At one point there were two separate banks (one with 41, now gone, and another with 49 that remains) and two blocks of 109 and 101 ovens. This would have been the initial layout of 300 ovens. The blocks sat where there is now an empty field below the ovens of the existing bank. The 41 oven bank sat closer to United Road where the tipple and shaft were also located. The 50 additional ovens were built at the northeast end of the tract on the other side of the 49 oven bank. This long bank is what remains today.
1939 aerial showing the layout of United No. 1
The blocks and the bank of 41 ovens have been gone since at least 1967.
|Portion of the mine map showing the two blocks and the shaft.|
|Portion of the mine map showing the remaining 99 ovens.|
Today the ovens that remain are in really bad condition.
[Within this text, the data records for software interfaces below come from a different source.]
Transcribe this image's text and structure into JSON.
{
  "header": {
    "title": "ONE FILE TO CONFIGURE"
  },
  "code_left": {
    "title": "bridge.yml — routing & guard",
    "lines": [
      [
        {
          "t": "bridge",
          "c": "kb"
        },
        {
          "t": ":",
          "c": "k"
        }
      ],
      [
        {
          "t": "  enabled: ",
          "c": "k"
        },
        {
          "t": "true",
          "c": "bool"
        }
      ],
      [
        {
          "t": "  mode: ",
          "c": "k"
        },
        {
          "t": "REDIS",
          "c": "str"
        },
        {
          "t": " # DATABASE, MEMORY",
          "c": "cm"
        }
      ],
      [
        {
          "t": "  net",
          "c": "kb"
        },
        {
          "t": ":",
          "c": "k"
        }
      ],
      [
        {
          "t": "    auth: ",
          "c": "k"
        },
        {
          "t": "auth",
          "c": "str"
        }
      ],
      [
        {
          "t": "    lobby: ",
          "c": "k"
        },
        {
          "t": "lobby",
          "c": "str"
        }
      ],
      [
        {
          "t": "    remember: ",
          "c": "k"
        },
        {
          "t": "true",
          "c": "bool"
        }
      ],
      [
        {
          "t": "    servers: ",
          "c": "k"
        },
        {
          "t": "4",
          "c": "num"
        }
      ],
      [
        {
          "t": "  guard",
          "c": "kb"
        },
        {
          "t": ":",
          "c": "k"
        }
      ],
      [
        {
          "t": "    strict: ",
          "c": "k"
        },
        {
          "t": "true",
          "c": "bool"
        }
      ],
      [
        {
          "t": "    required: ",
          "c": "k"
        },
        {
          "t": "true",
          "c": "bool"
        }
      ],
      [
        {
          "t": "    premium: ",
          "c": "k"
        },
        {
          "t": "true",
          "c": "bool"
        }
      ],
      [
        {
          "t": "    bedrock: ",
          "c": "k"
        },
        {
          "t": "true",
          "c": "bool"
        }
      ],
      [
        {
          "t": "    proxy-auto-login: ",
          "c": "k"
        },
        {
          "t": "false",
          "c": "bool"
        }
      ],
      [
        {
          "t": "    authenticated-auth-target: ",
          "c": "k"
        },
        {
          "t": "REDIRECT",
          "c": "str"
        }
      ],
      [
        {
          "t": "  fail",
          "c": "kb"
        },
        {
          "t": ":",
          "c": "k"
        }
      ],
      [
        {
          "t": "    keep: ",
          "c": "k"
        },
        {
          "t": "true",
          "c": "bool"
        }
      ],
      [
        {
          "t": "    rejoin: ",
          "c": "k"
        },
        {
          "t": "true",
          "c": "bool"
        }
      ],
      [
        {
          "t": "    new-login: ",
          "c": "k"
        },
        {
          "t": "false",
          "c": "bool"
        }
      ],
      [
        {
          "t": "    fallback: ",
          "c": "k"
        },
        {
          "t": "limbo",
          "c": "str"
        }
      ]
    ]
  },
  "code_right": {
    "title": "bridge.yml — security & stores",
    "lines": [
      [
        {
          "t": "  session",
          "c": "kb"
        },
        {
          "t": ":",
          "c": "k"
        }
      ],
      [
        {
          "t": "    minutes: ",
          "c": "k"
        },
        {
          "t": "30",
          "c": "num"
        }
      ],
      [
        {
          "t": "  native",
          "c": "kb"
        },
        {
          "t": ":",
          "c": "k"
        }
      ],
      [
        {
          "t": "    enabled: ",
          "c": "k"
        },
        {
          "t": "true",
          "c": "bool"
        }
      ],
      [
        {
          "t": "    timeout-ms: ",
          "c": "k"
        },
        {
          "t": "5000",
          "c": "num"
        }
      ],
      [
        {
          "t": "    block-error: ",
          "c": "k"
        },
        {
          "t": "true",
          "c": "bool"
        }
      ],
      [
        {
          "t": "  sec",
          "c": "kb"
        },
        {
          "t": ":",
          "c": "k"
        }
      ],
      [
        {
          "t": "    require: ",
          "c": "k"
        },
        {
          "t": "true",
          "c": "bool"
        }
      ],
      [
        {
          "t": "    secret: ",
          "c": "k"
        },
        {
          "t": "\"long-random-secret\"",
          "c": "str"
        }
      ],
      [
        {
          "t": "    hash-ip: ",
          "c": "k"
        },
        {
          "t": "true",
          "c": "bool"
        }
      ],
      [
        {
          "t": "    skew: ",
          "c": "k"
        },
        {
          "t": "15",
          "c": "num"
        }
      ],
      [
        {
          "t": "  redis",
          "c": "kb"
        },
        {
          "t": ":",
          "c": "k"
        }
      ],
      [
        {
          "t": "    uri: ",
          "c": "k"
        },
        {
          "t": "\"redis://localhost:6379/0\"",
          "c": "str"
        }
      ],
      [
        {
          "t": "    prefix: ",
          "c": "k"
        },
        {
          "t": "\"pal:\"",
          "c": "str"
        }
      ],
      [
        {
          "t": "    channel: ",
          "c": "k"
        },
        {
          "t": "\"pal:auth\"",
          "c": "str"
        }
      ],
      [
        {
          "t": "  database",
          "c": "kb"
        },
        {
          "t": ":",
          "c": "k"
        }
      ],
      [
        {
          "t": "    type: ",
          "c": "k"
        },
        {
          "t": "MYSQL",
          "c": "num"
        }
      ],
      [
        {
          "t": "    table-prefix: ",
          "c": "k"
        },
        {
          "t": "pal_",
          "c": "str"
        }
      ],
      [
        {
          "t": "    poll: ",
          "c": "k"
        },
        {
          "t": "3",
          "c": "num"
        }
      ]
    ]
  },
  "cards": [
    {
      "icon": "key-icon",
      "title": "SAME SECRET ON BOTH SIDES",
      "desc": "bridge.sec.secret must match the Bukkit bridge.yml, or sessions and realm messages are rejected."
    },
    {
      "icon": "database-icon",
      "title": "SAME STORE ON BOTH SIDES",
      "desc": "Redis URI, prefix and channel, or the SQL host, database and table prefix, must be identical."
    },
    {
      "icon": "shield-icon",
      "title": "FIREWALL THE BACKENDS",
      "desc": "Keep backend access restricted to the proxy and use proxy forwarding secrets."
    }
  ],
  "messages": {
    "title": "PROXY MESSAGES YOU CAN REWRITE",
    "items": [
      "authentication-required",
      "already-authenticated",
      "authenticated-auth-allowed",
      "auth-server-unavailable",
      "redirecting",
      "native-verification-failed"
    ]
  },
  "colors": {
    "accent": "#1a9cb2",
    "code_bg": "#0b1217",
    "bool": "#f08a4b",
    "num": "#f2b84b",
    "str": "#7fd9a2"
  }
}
It is possible that 99 of the bank ovens remain but they are so severely deteriorated that it would be next to impossible to count them. The remaining ovens sit unusually high on the side of the hill. The areas that have been reclaimed either changed the landscape or this section may have been stripped. Some of this area is posted against trespassing and lists US Steel as the land owner. The only reason I can think of that US Steel would still be holding onto the land is there must be considerable coal reserves remaining. If that's the case then it must not have been stripped and the unusually high ovens might be the result of partial reclamation.
Anyway, here's what's left today.
|This is the condition of most of the remaining ovens.|
|There are small sections of wall remaining here and there.|
|This unusual brick thing really stood out.|
|I'm not sure what it is.|
|There was no shortage of fallen trees all over the remaining ovens.|
|This is what I mean by them sitting unusually high.|
|A nice piece of stone wall remaining.|
|More fallen trees.|
|An unusual piece of wall remaining.|
|This could be the split between the 50 and 49 ovens. I remember thinking it looked strange but didn't realize there were two sections until I got home and looked at the mine map.|
|These are the abutments for the railroad bridge crossing Sewickley Creek. This was called the Bessemer Branch of the Pennsylvania Railroad. It branched off of the Sewickley Branch below United. After it left United it branched into two sections near where Fairgrounds Road is. One section went up to Trauger and terminated there. The other went up to Humpreys, through Pleasant Unity and ended in Marguerite.|